What this task involves – Retype the data exactly, skipping any picture in it.

Material for this task –
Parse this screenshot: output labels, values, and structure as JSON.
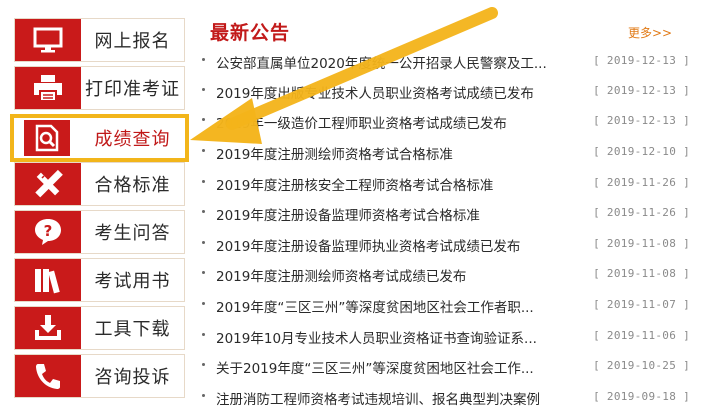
{
  "sidebar": {
    "items": [
      {
        "label": "网上报名",
        "icon": "monitor-icon"
      },
      {
        "label": "打印准考证",
        "icon": "printer-icon"
      },
      {
        "label": "成绩查询",
        "icon": "search-document-icon",
        "active": true
      },
      {
        "label": "合格标准",
        "icon": "ruler-pencil-icon"
      },
      {
        "label": "考生问答",
        "icon": "question-bubble-icon"
      },
      {
        "label": "考试用书",
        "icon": "books-icon"
      },
      {
        "label": "工具下载",
        "icon": "download-tray-icon"
      },
      {
        "label": "咨询投诉",
        "icon": "phone-icon"
      }
    ]
  },
  "header": {
    "title": "最新公告",
    "more_label": "更多>>"
  },
  "news": [
    {
      "title": "公安部直属单位2020年度统一公开招录人民警察及工...",
      "date": "[ 2019-12-13 ]"
    },
    {
      "title": "2019年度出版专业技术人员职业资格考试成绩已发布",
      "date": "[ 2019-12-13 ]"
    },
    {
      "title": "2019年一级造价工程师职业资格考试成绩已发布",
      "date": "[ 2019-12-13 ]"
    },
    {
      "title": "2019年度注册测绘师资格考试合格标准",
      "date": "[ 2019-12-10 ]"
    },
    {
      "title": "2019年度注册核安全工程师资格考试合格标准",
      "date": "[ 2019-11-26 ]"
    },
    {
      "title": "2019年度注册设备监理师资格考试合格标准",
      "date": "[ 2019-11-26 ]"
    },
    {
      "title": "2019年度注册设备监理师执业资格考试成绩已发布",
      "date": "[ 2019-11-08 ]"
    },
    {
      "title": "2019年度注册测绘师资格考试成绩已发布",
      "date": "[ 2019-11-08 ]"
    },
    {
      "title": "2019年度“三区三州”等深度贫困地区社会工作者职...",
      "date": "[ 2019-11-07 ]"
    },
    {
      "title": "2019年10月专业技术人员职业资格证书查询验证系...",
      "date": "[ 2019-11-06 ]"
    },
    {
      "title": "关于2019年度“三区三州”等深度贫困地区社会工作...",
      "date": "[ 2019-10-25 ]"
    },
    {
      "title": "注册消防工程师资格考试违规培训、报名典型判决案例",
      "date": "[ 2019-09-18 ]"
    }
  ],
  "colors": {
    "brand_red": "#c91a1a",
    "highlight": "#f2b51a",
    "more": "#e17a16"
  }
}
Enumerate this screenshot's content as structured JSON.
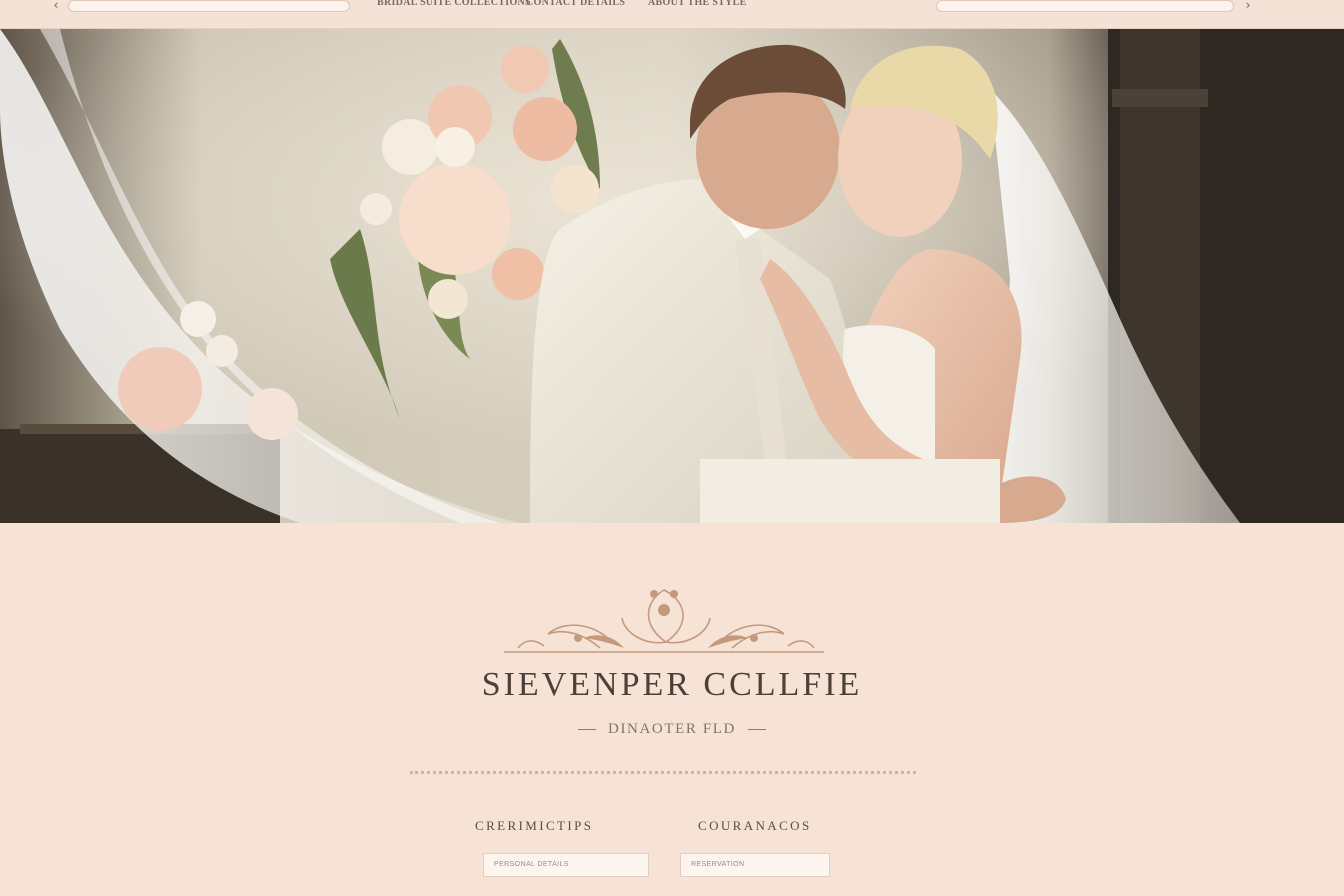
{
  "topbar": {
    "prev_icon": "chevron-left-icon",
    "next_icon": "chevron-right-icon",
    "prev_glyph": "‹",
    "next_glyph": "›",
    "links": [
      "BRIDAL SUITE COLLECTIONS",
      "CONTACT DETAILS",
      "ABOUT THE STYLE"
    ]
  },
  "hero": {
    "alt": "Bride and groom embracing beside a bouquet of peonies and roses"
  },
  "brand": {
    "ornament_icon": "floral-crest-ornament",
    "title": "SIEVENPER CCLLFIE",
    "subtitle": "DINAOTER FLD"
  },
  "columns": [
    {
      "label": "CRERIMICTIPS",
      "field_text": "PERSONAL DETAILS"
    },
    {
      "label": "COURANACOS",
      "field_text": "RESERVATION"
    }
  ],
  "colors": {
    "background": "#f6e3d6",
    "accent": "#c49a7e",
    "text": "#4b413a"
  }
}
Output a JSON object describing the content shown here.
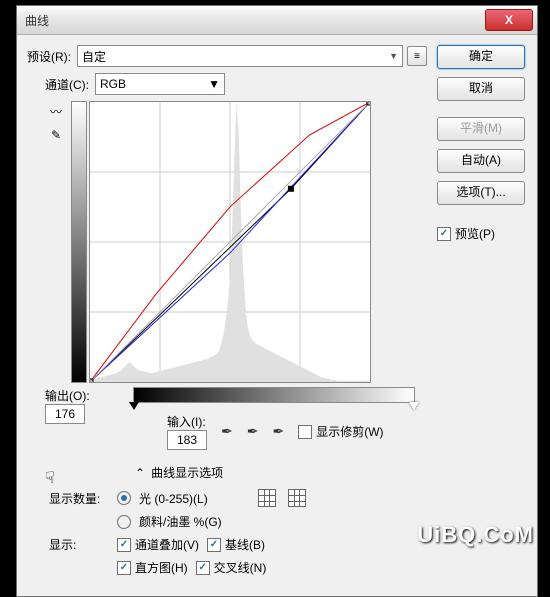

Your solution –
Parse this screenshot: output labels, values, and structure as JSON.
{
  "sidebar": {
    "items": [
      {
        "label": "网上报名",
        "icon": "monitor-icon"
      },
      {
        "label": "打印准考证",
        "icon": "printer-icon"
      },
      {
        "label": "成绩查询",
        "icon": "search-document-icon",
        "active": true
      },
      {
        "label": "合格标准",
        "icon": "ruler-pencil-icon"
      },
      {
        "label": "考生问答",
        "icon": "question-bubble-icon"
      },
      {
        "label": "考试用书",
        "icon": "books-icon"
      },
      {
        "label": "工具下载",
        "icon": "download-tray-icon"
      },
      {
        "label": "咨询投诉",
        "icon": "phone-icon"
      }
    ]
  },
  "header": {
    "title": "最新公告",
    "more_label": "更多>>"
  },
  "news": [
    {
      "title": "公安部直属单位2020年度统一公开招录人民警察及工...",
      "date": "[ 2019-12-13 ]"
    },
    {
      "title": "2019年度出版专业技术人员职业资格考试成绩已发布",
      "date": "[ 2019-12-13 ]"
    },
    {
      "title": "2019年一级造价工程师职业资格考试成绩已发布",
      "date": "[ 2019-12-13 ]"
    },
    {
      "title": "2019年度注册测绘师资格考试合格标准",
      "date": "[ 2019-12-10 ]"
    },
    {
      "title": "2019年度注册核安全工程师资格考试合格标准",
      "date": "[ 2019-11-26 ]"
    },
    {
      "title": "2019年度注册设备监理师资格考试合格标准",
      "date": "[ 2019-11-26 ]"
    },
    {
      "title": "2019年度注册设备监理师执业资格考试成绩已发布",
      "date": "[ 2019-11-08 ]"
    },
    {
      "title": "2019年度注册测绘师资格考试成绩已发布",
      "date": "[ 2019-11-08 ]"
    },
    {
      "title": "2019年度“三区三州”等深度贫困地区社会工作者职...",
      "date": "[ 2019-11-07 ]"
    },
    {
      "title": "2019年10月专业技术人员职业资格证书查询验证系...",
      "date": "[ 2019-11-06 ]"
    },
    {
      "title": "关于2019年度“三区三州”等深度贫困地区社会工作...",
      "date": "[ 2019-10-25 ]"
    },
    {
      "title": "注册消防工程师资格考试违规培训、报名典型判决案例",
      "date": "[ 2019-09-18 ]"
    }
  ],
  "colors": {
    "brand_red": "#c91a1a",
    "highlight": "#f2b51a",
    "more": "#e17a16"
  }
}
Enumerate this screenshot's content as structured JSON.
{
  "topbar": {
    "prev_icon": "chevron-left-icon",
    "next_icon": "chevron-right-icon",
    "prev_glyph": "‹",
    "next_glyph": "›",
    "links": [
      "BRIDAL SUITE COLLECTIONS",
      "CONTACT DETAILS",
      "ABOUT THE STYLE"
    ]
  },
  "hero": {
    "alt": "Bride and groom embracing beside a bouquet of peonies and roses"
  },
  "brand": {
    "ornament_icon": "floral-crest-ornament",
    "title": "SIEVENPER CCLLFIE",
    "subtitle": "DINAOTER FLD"
  },
  "columns": [
    {
      "label": "CRERIMICTIPS",
      "field_text": "PERSONAL DETAILS"
    },
    {
      "label": "COURANACOS",
      "field_text": "RESERVATION"
    }
  ],
  "colors": {
    "background": "#f6e3d6",
    "accent": "#c49a7e",
    "text": "#4b413a"
  }
}
Output a JSON object describing the content shown here.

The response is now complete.